Scan the entries below for the word "initials" and copy every line where it turns up.

§ Given data:
>>
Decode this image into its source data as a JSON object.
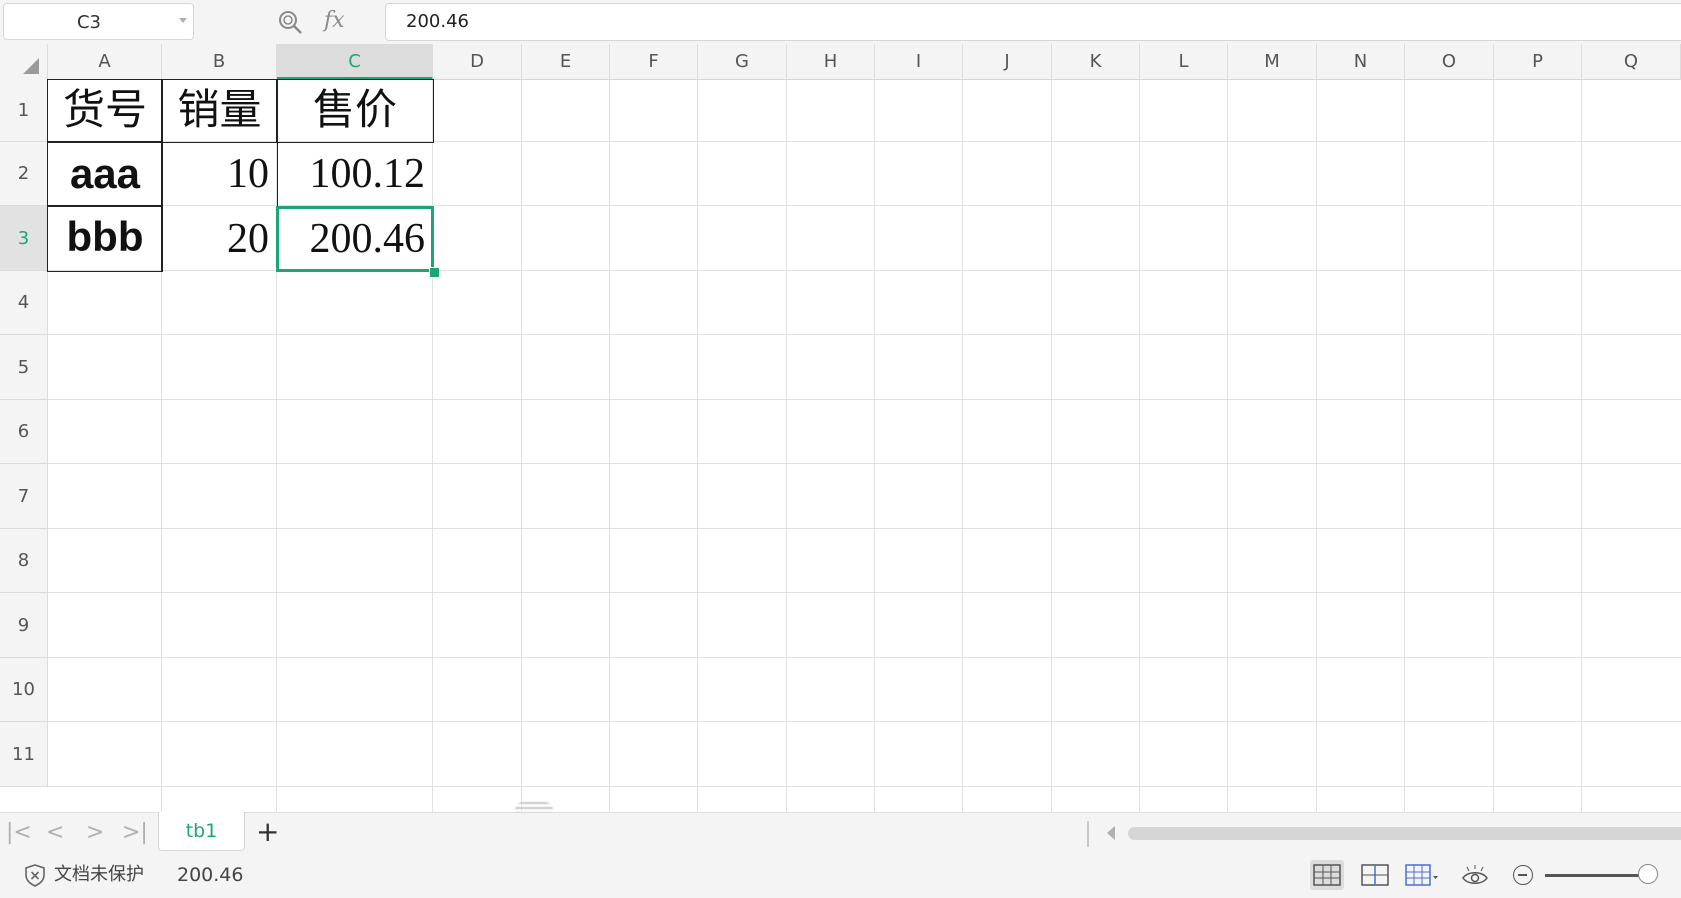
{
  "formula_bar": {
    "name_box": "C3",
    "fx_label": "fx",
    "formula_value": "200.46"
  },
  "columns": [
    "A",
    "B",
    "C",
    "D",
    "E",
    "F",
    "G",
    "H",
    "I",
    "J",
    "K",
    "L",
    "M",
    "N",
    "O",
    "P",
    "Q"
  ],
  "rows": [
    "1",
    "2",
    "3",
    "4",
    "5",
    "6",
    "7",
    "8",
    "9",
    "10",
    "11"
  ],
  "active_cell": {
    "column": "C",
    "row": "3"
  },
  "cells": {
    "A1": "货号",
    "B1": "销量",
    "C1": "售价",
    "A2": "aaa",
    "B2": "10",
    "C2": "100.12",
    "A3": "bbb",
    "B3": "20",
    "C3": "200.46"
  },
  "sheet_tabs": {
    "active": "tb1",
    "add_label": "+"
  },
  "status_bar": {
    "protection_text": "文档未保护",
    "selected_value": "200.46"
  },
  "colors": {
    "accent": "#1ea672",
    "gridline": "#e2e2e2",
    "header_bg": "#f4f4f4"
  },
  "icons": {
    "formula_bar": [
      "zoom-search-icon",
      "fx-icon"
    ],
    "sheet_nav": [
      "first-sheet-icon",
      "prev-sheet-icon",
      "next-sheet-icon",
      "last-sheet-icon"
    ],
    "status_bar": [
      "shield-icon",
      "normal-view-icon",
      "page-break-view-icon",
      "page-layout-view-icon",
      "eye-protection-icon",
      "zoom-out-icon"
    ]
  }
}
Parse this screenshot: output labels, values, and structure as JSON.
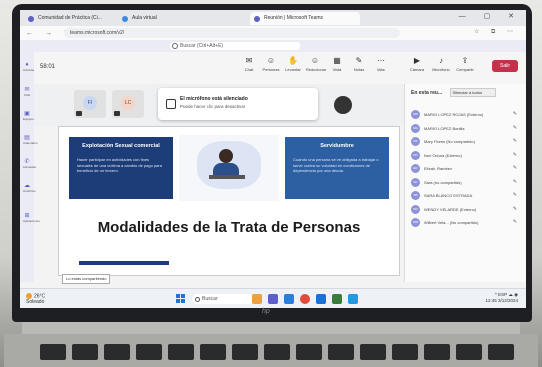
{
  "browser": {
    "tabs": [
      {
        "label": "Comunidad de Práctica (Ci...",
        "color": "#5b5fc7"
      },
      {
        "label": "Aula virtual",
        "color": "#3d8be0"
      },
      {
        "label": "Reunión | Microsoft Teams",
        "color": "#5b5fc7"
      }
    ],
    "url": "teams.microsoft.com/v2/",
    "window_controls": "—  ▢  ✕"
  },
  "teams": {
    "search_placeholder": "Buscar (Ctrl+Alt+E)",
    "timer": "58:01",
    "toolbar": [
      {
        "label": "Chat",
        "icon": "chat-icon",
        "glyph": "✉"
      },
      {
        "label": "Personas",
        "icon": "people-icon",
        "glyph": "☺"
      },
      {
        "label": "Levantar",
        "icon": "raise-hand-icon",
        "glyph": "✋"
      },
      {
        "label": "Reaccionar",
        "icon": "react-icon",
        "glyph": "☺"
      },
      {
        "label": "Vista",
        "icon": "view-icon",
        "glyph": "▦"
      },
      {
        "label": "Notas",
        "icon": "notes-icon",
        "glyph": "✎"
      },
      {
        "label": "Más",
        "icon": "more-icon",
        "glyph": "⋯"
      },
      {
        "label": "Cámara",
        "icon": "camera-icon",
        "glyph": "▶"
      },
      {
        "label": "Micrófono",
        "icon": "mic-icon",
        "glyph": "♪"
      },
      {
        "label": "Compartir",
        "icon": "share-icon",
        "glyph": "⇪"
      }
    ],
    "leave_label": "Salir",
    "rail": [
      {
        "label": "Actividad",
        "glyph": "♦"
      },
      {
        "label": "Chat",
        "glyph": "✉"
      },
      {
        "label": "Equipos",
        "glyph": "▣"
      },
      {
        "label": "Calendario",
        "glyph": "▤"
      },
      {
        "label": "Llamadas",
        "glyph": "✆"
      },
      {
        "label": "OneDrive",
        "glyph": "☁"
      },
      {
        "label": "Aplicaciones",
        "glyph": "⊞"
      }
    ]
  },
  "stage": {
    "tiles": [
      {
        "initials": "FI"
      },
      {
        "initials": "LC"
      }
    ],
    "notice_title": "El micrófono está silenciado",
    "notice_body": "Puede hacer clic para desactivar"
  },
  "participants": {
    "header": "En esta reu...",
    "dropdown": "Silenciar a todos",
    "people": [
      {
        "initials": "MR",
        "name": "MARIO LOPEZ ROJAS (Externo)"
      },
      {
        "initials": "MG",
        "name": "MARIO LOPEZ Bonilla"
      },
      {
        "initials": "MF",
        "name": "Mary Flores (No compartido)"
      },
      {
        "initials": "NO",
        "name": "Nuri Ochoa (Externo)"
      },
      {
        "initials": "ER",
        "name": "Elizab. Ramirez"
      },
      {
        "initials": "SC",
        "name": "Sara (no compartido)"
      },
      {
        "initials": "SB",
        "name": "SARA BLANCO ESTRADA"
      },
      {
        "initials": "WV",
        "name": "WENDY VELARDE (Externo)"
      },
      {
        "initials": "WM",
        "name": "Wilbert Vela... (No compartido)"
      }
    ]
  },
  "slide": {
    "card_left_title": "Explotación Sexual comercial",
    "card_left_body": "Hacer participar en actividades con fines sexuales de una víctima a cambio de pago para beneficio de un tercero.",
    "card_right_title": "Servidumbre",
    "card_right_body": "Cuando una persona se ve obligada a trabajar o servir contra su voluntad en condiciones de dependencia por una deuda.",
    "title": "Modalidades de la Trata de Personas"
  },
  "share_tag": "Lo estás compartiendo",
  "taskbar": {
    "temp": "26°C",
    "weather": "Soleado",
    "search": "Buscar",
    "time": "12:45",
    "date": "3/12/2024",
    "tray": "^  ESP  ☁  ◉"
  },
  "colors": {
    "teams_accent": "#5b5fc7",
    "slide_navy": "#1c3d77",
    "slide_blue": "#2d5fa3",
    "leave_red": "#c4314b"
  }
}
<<
§ Answer space:
        "initials": "FI"
        "initials": "LC"
        "initials": "MR",
        "initials": "MG",
        "initials": "MF",
        "initials": "NO",
        "initials": "ER",
        "initials": "SC",
        "initials": "SB",
        "initials": "WV",
        "initials": "WM",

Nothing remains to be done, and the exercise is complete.